_Task instructions_:
If a line in the records below contains the word "JSON", return that line.

_Data for this exercise_:
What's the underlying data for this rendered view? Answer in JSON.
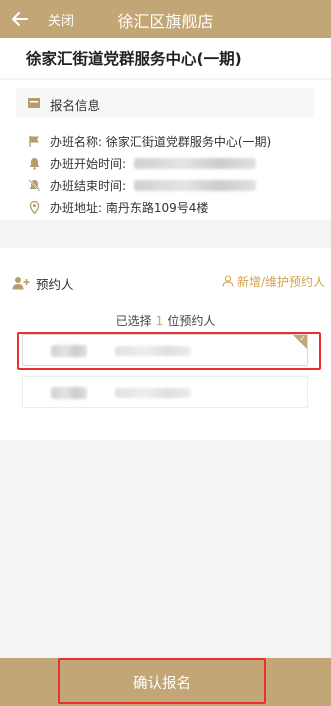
{
  "topbar": {
    "close_label": "关闭",
    "title": "徐汇区旗舰店"
  },
  "header": {
    "title": "徐家汇街道党群服务中心(一期)"
  },
  "info": {
    "section_title": "报名信息",
    "rows": [
      {
        "icon": "flag-icon",
        "label": "办班名称: 徐家汇街道党群服务中心(一期)"
      },
      {
        "icon": "bell-icon",
        "label": "办班开始时间:"
      },
      {
        "icon": "bell-off-icon",
        "label": "办班结束时间:"
      },
      {
        "icon": "location-pin-icon",
        "label": "办班地址: 南丹东路109号4楼"
      }
    ]
  },
  "booker": {
    "title": "预约人",
    "add_link": "新增/维护预约人",
    "selected_prefix": "已选择",
    "selected_count": "1",
    "selected_suffix": "位预约人",
    "people": [
      {
        "selected": true
      },
      {
        "selected": false
      }
    ]
  },
  "footer": {
    "confirm_label": "确认报名"
  },
  "colors": {
    "accent": "#c2a676",
    "link": "#d5a24f",
    "highlight": "#e8312f"
  }
}
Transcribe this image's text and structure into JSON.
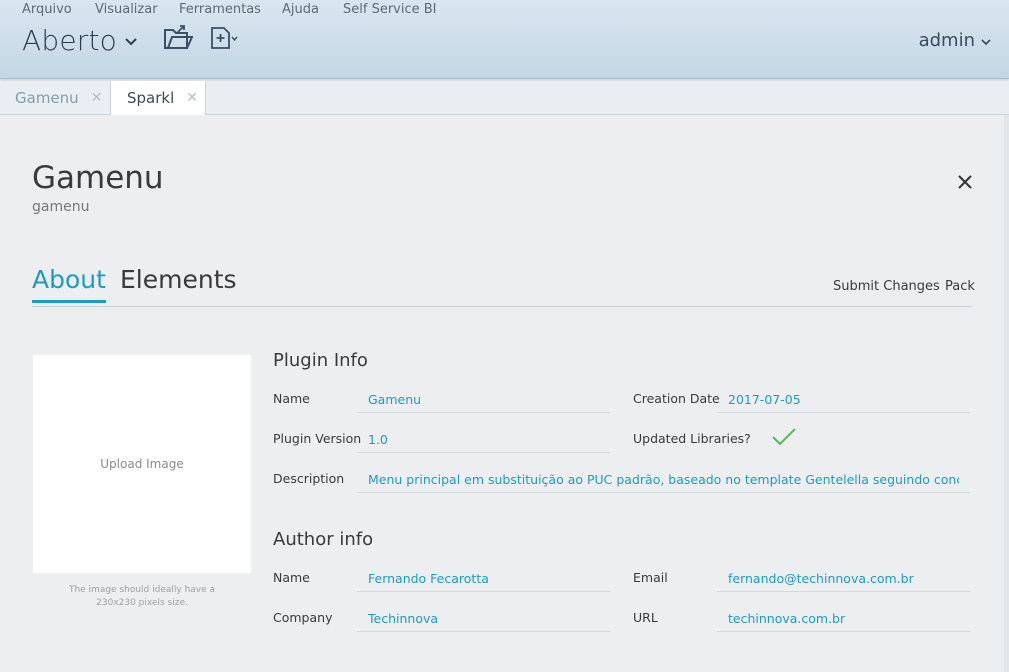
{
  "menu": [
    "Arquivo",
    "Visualizar",
    "Ferramentas",
    "Ajuda",
    "Self Service BI"
  ],
  "perspective": {
    "title": "Aberto"
  },
  "toolbar": {
    "icons": [
      "open-folder-icon",
      "new-file-icon"
    ]
  },
  "user": {
    "name": "admin"
  },
  "tabs": [
    {
      "label": "Gamenu",
      "active": false
    },
    {
      "label": "Sparkl",
      "active": true
    }
  ],
  "plugin": {
    "title": "Gamenu",
    "id": "gamenu"
  },
  "subtabs": [
    "About",
    "Elements"
  ],
  "actions": {
    "submit": "Submit Changes",
    "pack": "Pack"
  },
  "upload": {
    "label": "Upload Image",
    "hint": "The image should ideally have a 230x230 pixels size."
  },
  "plugin_info": {
    "title": "Plugin Info",
    "name_label": "Name",
    "name": "Gamenu",
    "creation_date_label": "Creation Date",
    "creation_date": "2017-07-05",
    "version_label": "Plugin Version",
    "version": "1.0",
    "updated_libraries_label": "Updated Libraries?",
    "updated_libraries": true,
    "description_label": "Description",
    "description": "Menu principal em substituição ao PUC padrão, baseado no template Gentelella seguindo conceitos"
  },
  "author_info": {
    "title": "Author info",
    "name_label": "Name",
    "name": "Fernando Fecarotta",
    "email_label": "Email",
    "email": "fernando@techinnova.com.br",
    "company_label": "Company",
    "company": "Techinnova",
    "url_label": "URL",
    "url": "techinnova.com.br"
  },
  "colors": {
    "accent": "#1c9bc3",
    "header_top": "#d9e6f0",
    "header_bottom": "#c4d6e4",
    "check": "#5cb85c"
  }
}
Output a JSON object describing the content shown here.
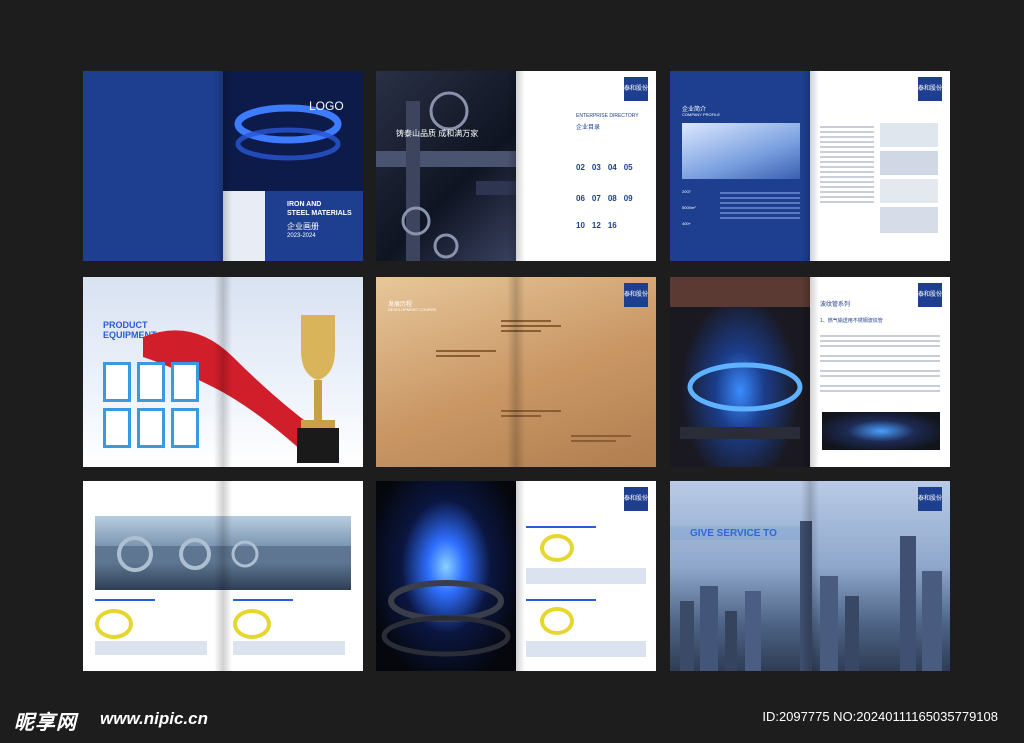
{
  "spreads": {
    "s1": {
      "logo": "LOGO",
      "title_en_1": "IRON AND",
      "title_en_2": "STEEL MATERIALS",
      "title_cn": "企业画册",
      "years": "2023-2024"
    },
    "s2": {
      "slogan": "铸泰山品质 成和满万家",
      "dir_en": "ENTERPRISE DIRECTORY",
      "dir_cn": "企业目录",
      "nums": [
        "02",
        "03",
        "04",
        "05",
        "06",
        "07",
        "08",
        "09",
        "10",
        "12",
        "16"
      ],
      "badge": "泰和股份"
    },
    "s3": {
      "title_cn": "企业简介",
      "title_en": "COMPANY PROFILE",
      "stats": [
        "2007",
        "5000m²",
        "400+"
      ],
      "badge": "泰和股份"
    },
    "s4": {
      "title_1": "PRODUCT",
      "title_2": "EQUIPMENT"
    },
    "s5": {
      "title_cn": "发展历程",
      "title_en": "DEVELOPMENT COURSE",
      "badge": "泰和股份"
    },
    "s6": {
      "title_cn": "波纹管系列",
      "subtitle": "1、燃气输送用不锈钢波纹管",
      "badge": "泰和股份"
    },
    "s8": {
      "badge": "泰和股份"
    },
    "s9": {
      "title": "GIVE SERVICE TO",
      "badge": "泰和股份"
    }
  },
  "watermark": {
    "logo": "昵享网",
    "url": "www.nipic.cn",
    "id": "ID:2097775 NO:20240111165035779108"
  },
  "colors": {
    "navy": "#1e3f8f",
    "accent_blue": "#2a5bd8",
    "background": "#1d1d1d"
  }
}
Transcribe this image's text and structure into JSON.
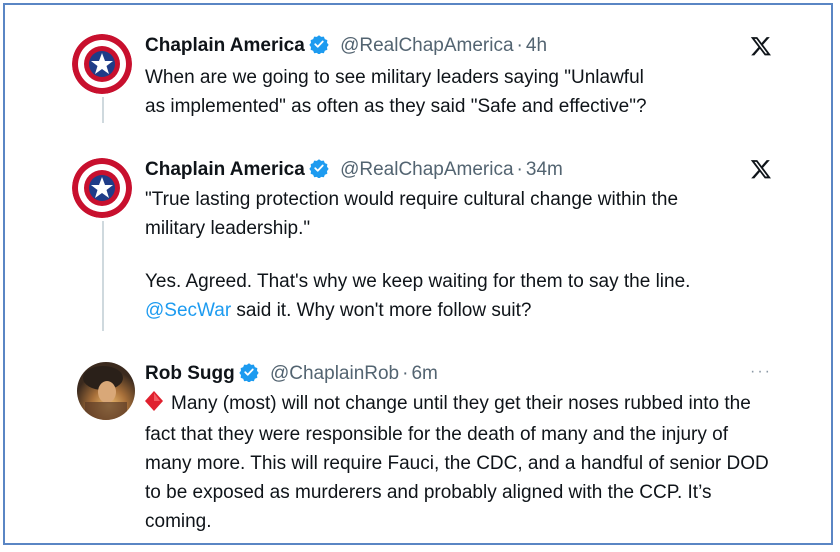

_Exercise answer_:
What's the underlying data for this rendered view? Answer in JSON.
Transcribe this image's text and structure into JSON.
Output a JSON object describing the content shown here.
Transcribe this image's text and structure into JSON.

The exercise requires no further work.